------ DATA LISTING ------

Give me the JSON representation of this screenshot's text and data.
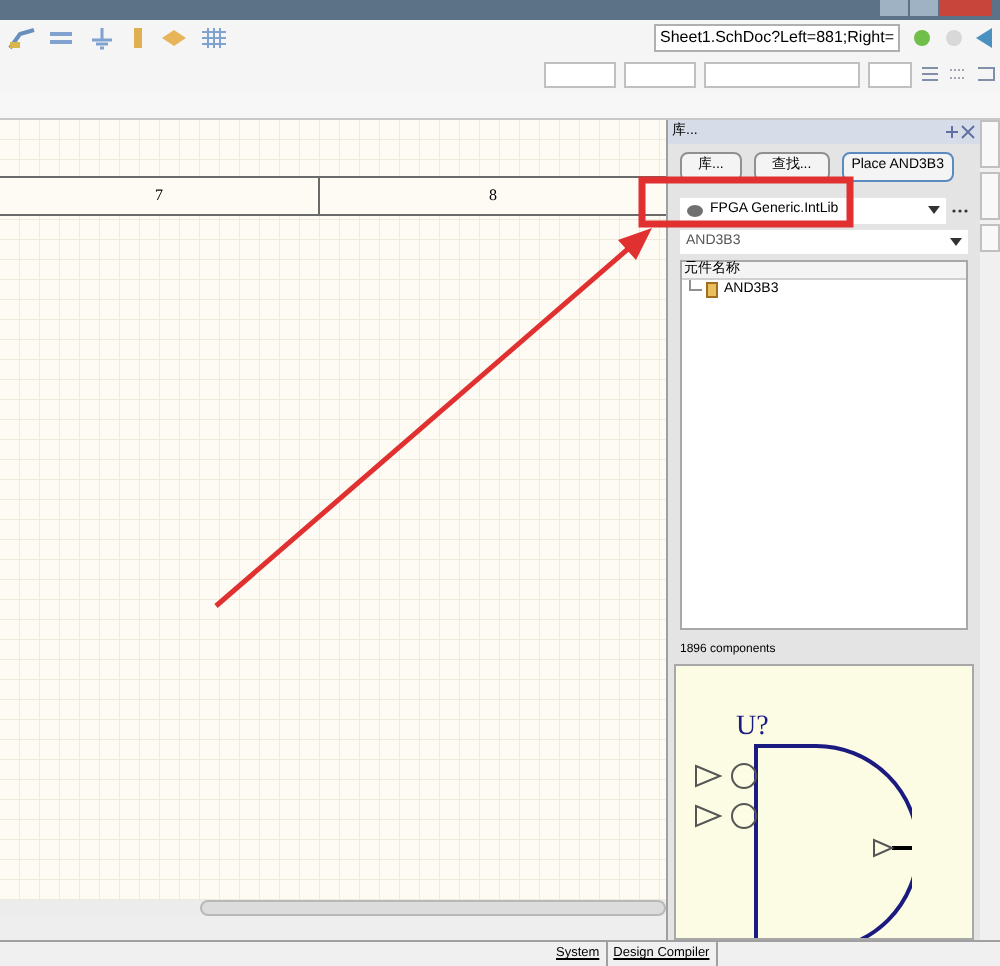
{
  "toolbar": {
    "document_field": "Sheet1.SchDoc?Left=881;Right="
  },
  "sheet_border": {
    "columns": [
      "7",
      "8"
    ]
  },
  "library_panel": {
    "title": "库...",
    "buttons": [
      "库...",
      "查找...",
      "Place AND3B3"
    ],
    "library": "FPGA Generic.IntLib",
    "filter": "AND3B3",
    "list_header": "元件名称",
    "items": [
      {
        "name": "AND3B3",
        "selected": false
      }
    ],
    "count": "1896 components",
    "preview_designator": "U?"
  },
  "status_tabs": [
    "System",
    "Design Compiler"
  ]
}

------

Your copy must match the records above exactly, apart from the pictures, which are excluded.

Give me the JSON representation of this screenshot's text and data.
{
  "toolbar": {
    "document_field": "Sheet1.SchDoc?Left=881;Right="
  },
  "sheet_border": {
    "columns": [
      "7",
      "8"
    ]
  },
  "library_panel": {
    "title": "库...",
    "buttons": [
      "库...",
      "查找...",
      "Place AND3B3"
    ],
    "library": "FPGA Generic.IntLib",
    "filter": "AND3B3",
    "list_header": "元件名称",
    "items": [
      {
        "name": "AND3B3",
        "selected": false
      }
    ],
    "count": "1896 components",
    "preview_designator": "U?"
  },
  "status_tabs": [
    "System",
    "Design Compiler"
  ]
}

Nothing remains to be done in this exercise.